July 24, 2006

The Nagging Question of Moral Corruption

Last Saturday, a "demonstration against Israel's aggressive war in Lebanon and the Gaza Strip" was hold in Berlin by several groups and organisations of the "Left anti-war- and peace movement, the Palestinian community and Lebanese an Arab associations".



Germany is paying for its war crimes. When will Israel be paying for hers?

Targeted bombs on refugees and children.




Israeli Children:
A Chip off The Old Block.

German Media = Biased, Partisan, Pro-Israel




Does the Chrildren's Rights Convention apply to them as well or do they have to be blonde?

Everyday life in Palestine




Israel's Military Targets

Uno Resolutions are Enforced with Israeli Hatred and American Weapons




Israeli Self-Defense
Shame on you...




The Pictures are from opposight.de and Freies Politikforum für Demokraten und Anarchisten.

Now this may be a naive question, but where were those protesters when Israeli children were blown up in pizzerias, ice cream parlours, discoes and busses?

Elsewhere, on Saturday, after years of obscurity, attention was finally being paid to Arno Breker, the sculptor whose monumental neo-classical figures so vividly expressed Nazi racial ideology that he became known as "Hitler's favourite sculptor".

Cultural officials stated that six decades after the end of the war, Germans were more than ready for a discussion of how a gifted artist accommodated, and was co-opted by, the Nazi regime. Breker's moral corruption, they said, was precisely what makes him worth studying, a view that was supported by Nobel laureate Günter Grass, who thinks it could help answering the nagging question of why people turned.

Protests were very few.

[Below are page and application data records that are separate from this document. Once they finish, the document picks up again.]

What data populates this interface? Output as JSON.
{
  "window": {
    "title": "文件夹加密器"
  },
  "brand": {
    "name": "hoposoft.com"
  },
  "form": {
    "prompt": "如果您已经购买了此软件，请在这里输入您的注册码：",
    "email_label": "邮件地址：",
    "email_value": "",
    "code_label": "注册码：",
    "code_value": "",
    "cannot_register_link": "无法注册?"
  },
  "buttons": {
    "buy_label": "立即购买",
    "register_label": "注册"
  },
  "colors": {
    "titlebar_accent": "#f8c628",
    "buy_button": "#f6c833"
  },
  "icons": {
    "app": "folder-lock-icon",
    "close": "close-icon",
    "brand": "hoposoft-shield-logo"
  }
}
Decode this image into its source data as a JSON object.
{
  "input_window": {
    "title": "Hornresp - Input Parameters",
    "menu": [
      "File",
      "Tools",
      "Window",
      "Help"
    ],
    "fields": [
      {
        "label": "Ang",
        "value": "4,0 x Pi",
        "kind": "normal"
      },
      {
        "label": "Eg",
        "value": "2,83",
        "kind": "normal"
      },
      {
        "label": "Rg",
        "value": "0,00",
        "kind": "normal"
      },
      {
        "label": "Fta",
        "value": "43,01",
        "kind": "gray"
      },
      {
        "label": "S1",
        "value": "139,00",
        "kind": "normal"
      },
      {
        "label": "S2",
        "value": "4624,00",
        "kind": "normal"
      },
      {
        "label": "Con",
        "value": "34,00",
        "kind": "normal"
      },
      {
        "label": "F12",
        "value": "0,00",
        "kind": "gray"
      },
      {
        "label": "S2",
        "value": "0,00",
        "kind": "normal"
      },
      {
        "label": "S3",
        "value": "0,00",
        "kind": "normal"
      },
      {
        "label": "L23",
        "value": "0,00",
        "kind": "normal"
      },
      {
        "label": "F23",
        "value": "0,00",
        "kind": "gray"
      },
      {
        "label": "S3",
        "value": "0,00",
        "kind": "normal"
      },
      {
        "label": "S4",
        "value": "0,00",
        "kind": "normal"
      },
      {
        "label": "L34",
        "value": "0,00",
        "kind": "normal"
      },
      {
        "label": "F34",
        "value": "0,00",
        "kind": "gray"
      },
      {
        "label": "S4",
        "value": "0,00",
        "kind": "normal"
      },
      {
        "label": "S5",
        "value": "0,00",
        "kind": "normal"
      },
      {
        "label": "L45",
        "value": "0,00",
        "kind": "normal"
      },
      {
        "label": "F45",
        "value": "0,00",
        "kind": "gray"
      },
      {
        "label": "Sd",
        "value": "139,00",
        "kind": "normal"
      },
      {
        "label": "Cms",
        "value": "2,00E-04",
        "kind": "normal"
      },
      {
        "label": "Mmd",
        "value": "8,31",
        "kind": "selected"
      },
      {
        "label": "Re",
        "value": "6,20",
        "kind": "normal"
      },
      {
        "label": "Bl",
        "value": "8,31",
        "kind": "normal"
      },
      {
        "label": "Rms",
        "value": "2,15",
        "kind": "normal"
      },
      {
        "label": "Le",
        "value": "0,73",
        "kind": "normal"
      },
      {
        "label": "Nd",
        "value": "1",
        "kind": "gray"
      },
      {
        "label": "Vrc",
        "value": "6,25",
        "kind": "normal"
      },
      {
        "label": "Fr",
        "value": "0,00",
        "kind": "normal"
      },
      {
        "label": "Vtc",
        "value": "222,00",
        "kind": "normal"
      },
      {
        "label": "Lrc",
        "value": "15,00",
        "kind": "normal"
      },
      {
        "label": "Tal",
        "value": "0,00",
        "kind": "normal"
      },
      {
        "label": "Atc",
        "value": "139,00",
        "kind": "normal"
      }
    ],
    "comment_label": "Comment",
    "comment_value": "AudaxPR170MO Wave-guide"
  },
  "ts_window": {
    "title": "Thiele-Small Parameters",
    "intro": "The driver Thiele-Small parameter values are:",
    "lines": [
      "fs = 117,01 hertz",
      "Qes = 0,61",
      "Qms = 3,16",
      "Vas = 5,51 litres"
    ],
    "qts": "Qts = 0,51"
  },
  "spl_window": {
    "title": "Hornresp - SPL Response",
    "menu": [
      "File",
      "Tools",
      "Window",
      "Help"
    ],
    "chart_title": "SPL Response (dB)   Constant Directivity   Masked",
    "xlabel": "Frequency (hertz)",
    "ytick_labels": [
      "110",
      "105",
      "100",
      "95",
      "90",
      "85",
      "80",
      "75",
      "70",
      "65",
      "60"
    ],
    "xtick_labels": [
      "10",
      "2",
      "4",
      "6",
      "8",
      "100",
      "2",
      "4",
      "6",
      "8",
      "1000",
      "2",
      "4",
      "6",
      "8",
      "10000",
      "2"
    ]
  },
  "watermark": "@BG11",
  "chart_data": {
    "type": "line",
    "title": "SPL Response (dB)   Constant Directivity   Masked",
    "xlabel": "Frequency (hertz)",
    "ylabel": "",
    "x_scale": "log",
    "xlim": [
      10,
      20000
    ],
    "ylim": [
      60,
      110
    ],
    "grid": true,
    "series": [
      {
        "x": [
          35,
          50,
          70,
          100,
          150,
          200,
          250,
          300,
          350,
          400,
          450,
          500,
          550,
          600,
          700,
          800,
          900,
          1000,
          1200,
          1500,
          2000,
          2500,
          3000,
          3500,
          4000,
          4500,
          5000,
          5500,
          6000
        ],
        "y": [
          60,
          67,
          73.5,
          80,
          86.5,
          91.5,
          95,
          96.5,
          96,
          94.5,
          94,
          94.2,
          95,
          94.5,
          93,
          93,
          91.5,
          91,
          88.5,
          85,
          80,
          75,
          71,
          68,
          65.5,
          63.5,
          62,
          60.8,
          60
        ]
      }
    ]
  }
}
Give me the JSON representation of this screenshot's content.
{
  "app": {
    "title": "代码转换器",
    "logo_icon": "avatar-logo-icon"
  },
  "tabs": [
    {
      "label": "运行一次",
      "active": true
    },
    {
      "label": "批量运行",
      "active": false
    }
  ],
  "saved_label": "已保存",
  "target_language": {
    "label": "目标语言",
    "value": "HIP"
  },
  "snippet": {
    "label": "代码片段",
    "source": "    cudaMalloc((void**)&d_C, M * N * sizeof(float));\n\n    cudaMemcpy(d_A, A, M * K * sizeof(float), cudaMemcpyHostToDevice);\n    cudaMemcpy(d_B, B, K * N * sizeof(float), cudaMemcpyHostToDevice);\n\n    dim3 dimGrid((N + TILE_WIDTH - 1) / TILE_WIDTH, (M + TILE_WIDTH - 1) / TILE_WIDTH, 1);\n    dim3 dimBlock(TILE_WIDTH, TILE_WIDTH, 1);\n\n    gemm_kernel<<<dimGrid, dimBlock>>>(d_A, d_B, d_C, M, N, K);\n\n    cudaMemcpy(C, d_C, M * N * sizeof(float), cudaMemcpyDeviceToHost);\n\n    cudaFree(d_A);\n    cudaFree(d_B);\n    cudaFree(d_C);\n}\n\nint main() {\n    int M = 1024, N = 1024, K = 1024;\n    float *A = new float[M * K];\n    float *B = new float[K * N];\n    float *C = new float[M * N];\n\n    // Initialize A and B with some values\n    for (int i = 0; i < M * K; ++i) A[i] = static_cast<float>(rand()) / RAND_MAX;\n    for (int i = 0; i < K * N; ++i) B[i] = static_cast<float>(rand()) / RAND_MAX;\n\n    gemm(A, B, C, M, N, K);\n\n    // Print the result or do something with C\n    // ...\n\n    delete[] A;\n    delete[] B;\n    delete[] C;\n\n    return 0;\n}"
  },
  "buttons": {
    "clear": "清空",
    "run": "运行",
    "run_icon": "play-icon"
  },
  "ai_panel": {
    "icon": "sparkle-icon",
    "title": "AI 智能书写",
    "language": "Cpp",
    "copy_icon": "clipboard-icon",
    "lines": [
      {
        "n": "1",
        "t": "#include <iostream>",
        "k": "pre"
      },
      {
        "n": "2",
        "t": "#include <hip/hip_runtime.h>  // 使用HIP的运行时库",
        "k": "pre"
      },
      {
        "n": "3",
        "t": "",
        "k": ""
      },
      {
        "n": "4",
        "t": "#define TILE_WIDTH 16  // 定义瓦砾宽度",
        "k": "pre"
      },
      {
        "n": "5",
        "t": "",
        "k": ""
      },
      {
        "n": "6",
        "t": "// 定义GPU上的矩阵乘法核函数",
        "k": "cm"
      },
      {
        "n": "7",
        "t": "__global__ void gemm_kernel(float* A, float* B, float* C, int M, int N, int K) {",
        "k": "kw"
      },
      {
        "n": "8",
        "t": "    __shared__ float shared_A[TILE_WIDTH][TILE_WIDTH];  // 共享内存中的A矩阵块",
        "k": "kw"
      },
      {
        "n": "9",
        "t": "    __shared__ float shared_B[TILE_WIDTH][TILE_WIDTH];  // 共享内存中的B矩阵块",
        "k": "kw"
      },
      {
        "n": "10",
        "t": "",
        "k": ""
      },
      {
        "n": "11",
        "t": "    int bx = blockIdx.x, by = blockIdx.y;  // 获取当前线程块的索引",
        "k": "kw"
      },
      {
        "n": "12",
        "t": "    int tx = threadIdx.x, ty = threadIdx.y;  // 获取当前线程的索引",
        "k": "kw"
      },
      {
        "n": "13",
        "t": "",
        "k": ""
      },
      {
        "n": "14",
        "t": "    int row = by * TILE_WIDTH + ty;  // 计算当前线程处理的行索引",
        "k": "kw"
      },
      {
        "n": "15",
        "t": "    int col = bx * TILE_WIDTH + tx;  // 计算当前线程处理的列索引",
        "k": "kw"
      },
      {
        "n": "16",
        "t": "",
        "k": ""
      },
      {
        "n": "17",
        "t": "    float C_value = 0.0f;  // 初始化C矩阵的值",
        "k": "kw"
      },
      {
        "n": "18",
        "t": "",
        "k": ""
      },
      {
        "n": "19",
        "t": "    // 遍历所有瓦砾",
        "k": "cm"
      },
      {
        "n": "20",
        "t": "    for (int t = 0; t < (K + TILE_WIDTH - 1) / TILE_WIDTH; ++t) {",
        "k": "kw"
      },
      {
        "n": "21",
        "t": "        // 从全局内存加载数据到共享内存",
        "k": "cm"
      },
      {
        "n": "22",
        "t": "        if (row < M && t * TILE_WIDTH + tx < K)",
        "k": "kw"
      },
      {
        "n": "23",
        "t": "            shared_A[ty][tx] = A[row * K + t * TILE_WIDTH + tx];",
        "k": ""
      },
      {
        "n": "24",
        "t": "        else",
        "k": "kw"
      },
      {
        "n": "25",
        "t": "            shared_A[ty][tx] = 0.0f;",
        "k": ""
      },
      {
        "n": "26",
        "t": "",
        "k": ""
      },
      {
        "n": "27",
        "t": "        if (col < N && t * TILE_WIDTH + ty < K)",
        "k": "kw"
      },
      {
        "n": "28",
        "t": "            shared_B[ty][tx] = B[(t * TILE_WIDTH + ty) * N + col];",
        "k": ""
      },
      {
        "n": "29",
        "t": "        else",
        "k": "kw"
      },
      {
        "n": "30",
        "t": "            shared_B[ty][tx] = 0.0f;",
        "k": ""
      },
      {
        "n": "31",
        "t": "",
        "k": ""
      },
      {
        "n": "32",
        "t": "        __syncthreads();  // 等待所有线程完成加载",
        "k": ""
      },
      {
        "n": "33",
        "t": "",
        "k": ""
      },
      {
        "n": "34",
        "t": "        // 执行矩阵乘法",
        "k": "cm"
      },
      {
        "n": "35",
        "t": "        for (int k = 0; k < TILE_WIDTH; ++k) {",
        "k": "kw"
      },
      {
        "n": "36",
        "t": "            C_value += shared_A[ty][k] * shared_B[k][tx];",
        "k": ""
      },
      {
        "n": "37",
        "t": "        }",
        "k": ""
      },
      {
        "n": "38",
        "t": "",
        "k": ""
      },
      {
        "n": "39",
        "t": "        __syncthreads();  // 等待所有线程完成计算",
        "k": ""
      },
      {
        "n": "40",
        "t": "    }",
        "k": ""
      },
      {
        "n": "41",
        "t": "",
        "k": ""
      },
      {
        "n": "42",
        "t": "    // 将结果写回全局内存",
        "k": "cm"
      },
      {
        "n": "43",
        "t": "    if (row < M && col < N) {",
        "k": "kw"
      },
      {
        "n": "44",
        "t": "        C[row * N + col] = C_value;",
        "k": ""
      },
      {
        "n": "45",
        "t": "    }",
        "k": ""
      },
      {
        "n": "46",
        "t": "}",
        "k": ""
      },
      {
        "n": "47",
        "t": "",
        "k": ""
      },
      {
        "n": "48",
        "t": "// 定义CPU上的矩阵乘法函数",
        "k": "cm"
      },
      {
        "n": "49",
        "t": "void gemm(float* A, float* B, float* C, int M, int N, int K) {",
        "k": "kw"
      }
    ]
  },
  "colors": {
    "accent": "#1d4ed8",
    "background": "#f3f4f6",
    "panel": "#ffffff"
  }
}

I guess most of the avid anti-Nazis had all their energies focused on the Nazi state of Israel and on competing with a dead sculptor for the role as an explanatory model for the phenomenon of moral corruption.